The Breakthrough Curriculum, now in the second year of its full three-year rollout, continues to build Peabody’s competitive advantage in its commitment to surrounding Peabody’s traditionally high level of artistic and musical training with critical skills in communication, audience development, community engagement, and technology, along with other practical applications for both managing one’s own career and developing a unique artistic brand. The curriculum, which now touches every corner of the Peabody experience – both undergraduate and graduate – will change not just the experience for Peabody students, but also the way schools think about training artists for the future. As is the case with New Media, Peabody has positioned itself on the leading edge with the Breakthrough Curriculum.
Peabody pilots its online initiative this fall with courses for music professionals and students called Playing Well. An outgrowth of Peabody’s Music and Medicine initiative (which includes the new Johns Hopkins Rehabilitative Network Clinic for Performing Artists at Peabody and a focus on injury prevention as part of Peabody’s orientation programs for students), Playing Well makes available valuable information around peak performance, injury prevention, and healthy playing and practice habits. A three-month pilot launching this month includes four course offerings, with the expectation that course offerings will more than triple over the next year. The online curriculum fills an important need in a market that has little to offer in this critical area, while continuing to build awareness and brand recognition of Peabody. A true “start-up,” Peabody Online adds to other efforts to build innovation on a long and grand tradition of training musicians at Peabody.
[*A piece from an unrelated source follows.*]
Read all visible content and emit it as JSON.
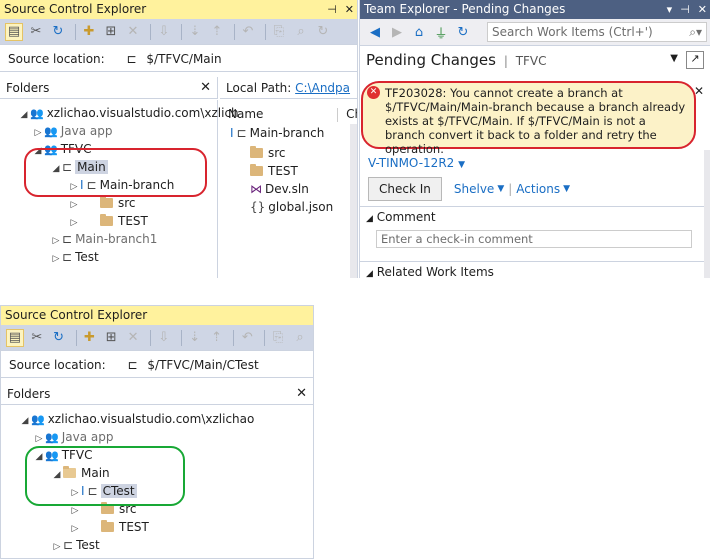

As you can see, there is much that his happening at Peabody. I look forward to future updates and progress in all these key areas.